Posted by Jason Colton - Chief Technology Officer.July 3rd 2019
The Ministry of Health (MoH) published the Annual Report on Drinking-Water Quality on June 27th 2019. The report covers the period July 1st 2017 to June 30th 2018 meaning it’s a year out of date already. What it shows it that compliance with the Drinking-water Standards of New Zealand 2008 (DWSNZ) significantly decreased in the 2017-2018 reporting period compared to the previous year. The MoH have been promoting a positive message with the publication of the report but is this the right message to send to consumers? Lets take a closer look at the number of people being supplied with non-compliant water.
People are being supplied with water that does not comply with the DWSNZ. That’s an increase of 287,000 people from the previous year.
People are being supplied with water that does not comply with the bacteriological requirements of the DWSNZ. This is an increase of 176,000 from the previous year. *The figure quoted in the in the annual report (and subsequently in the media) for bacteriological compliance is 97.7% of the population which equates to 88,297 people. However the more detailed data breakdown supplied in Tables 4-7 of the report adds up to 322,000 which equates to 91.6% of the population being supplied with compliant water.
People are being supplied with water that does not comply with the protozoal requirements of the DWSNZ. This is an increase of 359,435 from the previous year.
People are being supplied with water that does not comply with the chemical requirements of DWSNZ. This is a reduction of 54,440 from the previous year.

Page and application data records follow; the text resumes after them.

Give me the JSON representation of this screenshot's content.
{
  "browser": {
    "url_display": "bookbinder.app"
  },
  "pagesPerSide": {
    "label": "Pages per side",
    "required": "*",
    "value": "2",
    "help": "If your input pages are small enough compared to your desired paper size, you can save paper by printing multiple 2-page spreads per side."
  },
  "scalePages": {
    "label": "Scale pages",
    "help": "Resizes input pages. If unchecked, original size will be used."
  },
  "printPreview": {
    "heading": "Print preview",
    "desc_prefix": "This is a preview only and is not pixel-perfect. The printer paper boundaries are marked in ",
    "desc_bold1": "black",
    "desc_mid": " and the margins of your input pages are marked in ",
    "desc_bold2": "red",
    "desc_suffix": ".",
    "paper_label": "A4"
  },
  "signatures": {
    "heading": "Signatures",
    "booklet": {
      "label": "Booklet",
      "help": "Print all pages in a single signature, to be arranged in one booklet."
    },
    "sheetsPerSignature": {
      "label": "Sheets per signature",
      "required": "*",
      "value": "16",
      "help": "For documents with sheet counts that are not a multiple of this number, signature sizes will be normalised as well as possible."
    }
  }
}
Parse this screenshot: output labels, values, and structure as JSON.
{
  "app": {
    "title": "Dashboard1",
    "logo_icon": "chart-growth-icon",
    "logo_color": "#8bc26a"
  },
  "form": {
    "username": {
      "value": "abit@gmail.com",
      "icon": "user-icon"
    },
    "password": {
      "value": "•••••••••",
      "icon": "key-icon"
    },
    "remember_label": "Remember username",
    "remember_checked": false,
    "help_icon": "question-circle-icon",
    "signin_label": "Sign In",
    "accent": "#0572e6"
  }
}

A lot of the public facing messaging was around the vulnerabilities of small supplies. Whilst this is a known issue, particularly in tourist destinations, the use of percentage compliance figures can be misleading. The following table shows the number of people supplied with non-compliant water from different supply sizes. It can be seen that the majority of people supplied with water non-compliant with the bacteriological and protozoal requirements of the DWSNZ are served by large supplies.
We are 3 years on from the Havelock North event and yet over 1 million people are still receiving water that does not comply with the drinking water standards. Currently a large number of councils are investing significantly in water supply and are working very hard to achieve full compliance. Hopefully the transition to reporting based on the Drinking Water Online system will mean the industry and consumers can see the service level outcomes of this work far more rapidly in the future.